Boy, how things had changed. What ever happened to that sweet little girl he used to know? The one who got good grades and liked to do things with her family—and who thought he hung the moon.
Recently he felt as if he had nothing in common with Charisse. But at least, he told himself, he could still relate to his baby, Maya . . . for now.
Dolittle's thoughts were interrupted when he rounded a corner and saw a very serious-looking bobcat staring in at him from the patio.
Dolittle sighed and looked down at the mutt still following close at his heels. "Lucky, can you deal with this, please?"
"Sure thing, Doc," Lucky panted. And as Dr. Dolittle walked on to the kitchen, the dog nudged the French doors open and stepped outside onto the patio.
"What's up?" he asked the cat.
"I gotta see the doc," the bobcat answered stiffly.
"Not a chance," Lucky told him with a flick of his tail. "Doc sees predators on Tuesdays."
"It's not for me," the big cat explained. "I got a message from the beaver."
Lucky shrugged. "Come back Tuesday."
"I can't take that back to the beaver!" the bobcat growled. "I could eat you, you know."
"Yeah, yeah." Lucky scratched his ear and turned around. "Tuesday."
Meanwhile, back inside, Dolittle was playing with Charisse's cell phone. "This is unbelievable," he said, shaking his head. "Charisse has fifty phone numbers in memory. And not one of them is mine."
"You shouldn't be looking at that," Lisa said, fastening a button on her shirt.
He read through the names his daughter had penned in. "Biggie Mack, cell. Biggie Mack, home. Biggie Mack, pager. Who's Biggie Mack?"
Dolittle punched in the number.
"What are you doing?" Lisa asked, frowning. "John!"
Dr. Dolittle listened. A voice answered. "Hello?" Little did Dr. Dolittle know that the voice belonged to Biggie Mack's father, Eldon.
"Who's this?" barked Dolittle.
"Who's this?" Eldon asked, annoyed.
"Is this Biggie Mack?"
Obviously Eldon had no idea, but he wasn't going to admit that. "Who wants to know?"
"How old are you?" demanded Dolittle.
"None of your business!" Eldon hollered.

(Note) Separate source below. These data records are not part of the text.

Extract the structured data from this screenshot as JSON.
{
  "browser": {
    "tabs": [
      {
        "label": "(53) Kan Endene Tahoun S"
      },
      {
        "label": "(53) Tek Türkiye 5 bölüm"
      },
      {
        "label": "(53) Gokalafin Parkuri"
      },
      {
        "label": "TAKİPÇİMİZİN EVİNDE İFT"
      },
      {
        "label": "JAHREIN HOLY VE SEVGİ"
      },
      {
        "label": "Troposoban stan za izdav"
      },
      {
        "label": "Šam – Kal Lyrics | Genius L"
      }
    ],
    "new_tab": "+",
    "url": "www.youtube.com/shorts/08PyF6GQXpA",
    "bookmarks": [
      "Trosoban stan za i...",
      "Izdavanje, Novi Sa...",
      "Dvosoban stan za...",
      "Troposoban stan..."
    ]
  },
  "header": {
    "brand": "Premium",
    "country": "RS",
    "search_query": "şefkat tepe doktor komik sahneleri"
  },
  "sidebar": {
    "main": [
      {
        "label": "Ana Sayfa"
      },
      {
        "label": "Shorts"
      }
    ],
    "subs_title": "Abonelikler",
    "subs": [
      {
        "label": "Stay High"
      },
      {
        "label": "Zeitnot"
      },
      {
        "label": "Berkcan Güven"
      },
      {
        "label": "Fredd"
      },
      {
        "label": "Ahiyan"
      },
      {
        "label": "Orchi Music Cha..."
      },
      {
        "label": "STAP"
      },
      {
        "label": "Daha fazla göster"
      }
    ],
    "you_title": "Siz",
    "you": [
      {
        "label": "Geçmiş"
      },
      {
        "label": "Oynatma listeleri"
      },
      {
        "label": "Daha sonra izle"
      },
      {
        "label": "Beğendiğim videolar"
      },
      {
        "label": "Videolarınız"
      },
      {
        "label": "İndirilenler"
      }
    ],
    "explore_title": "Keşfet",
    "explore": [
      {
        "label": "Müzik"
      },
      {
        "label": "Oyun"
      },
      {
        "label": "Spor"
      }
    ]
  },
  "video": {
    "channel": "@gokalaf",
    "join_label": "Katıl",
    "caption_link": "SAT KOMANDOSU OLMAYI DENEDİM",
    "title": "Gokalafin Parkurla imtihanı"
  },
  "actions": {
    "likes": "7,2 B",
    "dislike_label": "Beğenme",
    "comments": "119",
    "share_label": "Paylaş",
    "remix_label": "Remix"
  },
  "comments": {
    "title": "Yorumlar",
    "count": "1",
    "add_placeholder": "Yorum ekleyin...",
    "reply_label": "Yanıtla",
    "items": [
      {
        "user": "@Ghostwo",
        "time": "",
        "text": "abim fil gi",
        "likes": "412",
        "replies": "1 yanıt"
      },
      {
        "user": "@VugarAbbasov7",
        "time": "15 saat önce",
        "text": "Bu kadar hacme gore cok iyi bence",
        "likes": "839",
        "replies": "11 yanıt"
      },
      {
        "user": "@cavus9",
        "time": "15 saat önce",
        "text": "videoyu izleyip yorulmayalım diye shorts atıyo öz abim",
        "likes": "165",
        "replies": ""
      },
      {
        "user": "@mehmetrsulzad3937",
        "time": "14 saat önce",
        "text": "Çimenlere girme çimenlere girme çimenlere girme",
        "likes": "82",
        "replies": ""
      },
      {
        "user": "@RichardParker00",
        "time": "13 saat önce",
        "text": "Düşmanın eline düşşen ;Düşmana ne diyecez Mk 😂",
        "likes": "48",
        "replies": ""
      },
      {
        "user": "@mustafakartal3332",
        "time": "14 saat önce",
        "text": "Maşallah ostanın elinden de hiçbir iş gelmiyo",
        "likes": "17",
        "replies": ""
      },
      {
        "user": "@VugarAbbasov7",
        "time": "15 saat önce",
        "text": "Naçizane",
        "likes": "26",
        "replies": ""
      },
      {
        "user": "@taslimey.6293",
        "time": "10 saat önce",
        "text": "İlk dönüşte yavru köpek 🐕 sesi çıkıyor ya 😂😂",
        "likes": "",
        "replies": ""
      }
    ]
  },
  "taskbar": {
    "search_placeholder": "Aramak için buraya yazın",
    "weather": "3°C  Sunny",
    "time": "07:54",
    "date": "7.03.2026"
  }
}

Dolittle could feel his face getting hot. "Well, I'm going to make it my business."
"You threatening me?" Eldon shouted.
"You want to come and find out?" Dolittle egged him on.
"John!" Lisa grabbed the phone. "I'm sorry, wrong number," she apologized into the receiver before clicking off.
"That was a grown man I was talking to," Dolittle burst out, pacing the floor.
"Can't say the same about you," Lisa said, shaking her head. "Did it ever occur to you that Biggie Mack might have an overprotective father just like you? Honestly."
At that moment the doorbell chimed through the Dolittle apartment.
"I'll get it," Dolittle called, trying to calm down. He made his way to the front door and pulled it open.
"Doctor D!" exclaimed a tall, dark-skinned boy in baggy pants and a down jacket.
"I'm sorry . . . ," Dolittle began, bewildered. Did he know this young man? Could this be Biggie Mack?
"Domino's pizza, extra cheese, extra anchovies. I delivered it!" The teenager grinned a friendly, toothy grin. "You're the bomb, man," he went on, reaching for the doctor's hand. "Gettin' jiggy with the piggies."
Doctor Dolittle shrank back from the kid's elaborate handshake. "Did I not tip you?" he asked nervously.
The boy's eyes twinkled. "You gave me something much better than a tip," he said with a wink.
Dolittle spun around to see Charisse, dressed in a new outfit and wearing a fresh layer of makeup, eagerly walking toward them. And suddenly it hit him.
"This is your date?" he exclaimed.
Charisse grinned and nodded. "Dad, Eric. Eric, Dad. Bye, Dad." Then she casually breezed past him.
"You sure you won't stay?" he asked with a hopeful pout.
Charisse flashed him a "yeah, right" look out of the corner of her eye.
"Mean a lot to me," he said. And with that he pulled out her cell phone and waved it in front of her eyes.
Charisse sighed and bit her lip. Then, reluctantly, she grabbed the phone.
"Okay," she muttered, "but after the cake, we're outta here." Flipping her hair, she headed for the dining room.
"Don't worry," Eric said as he and Dolittle watched her go. "I know how to handle her."
And with another knowing wink, he strutted off in Charisse's direction.
That, thought Dolittle with a sinking feeling in his stomach, is exactly what I'm scared of!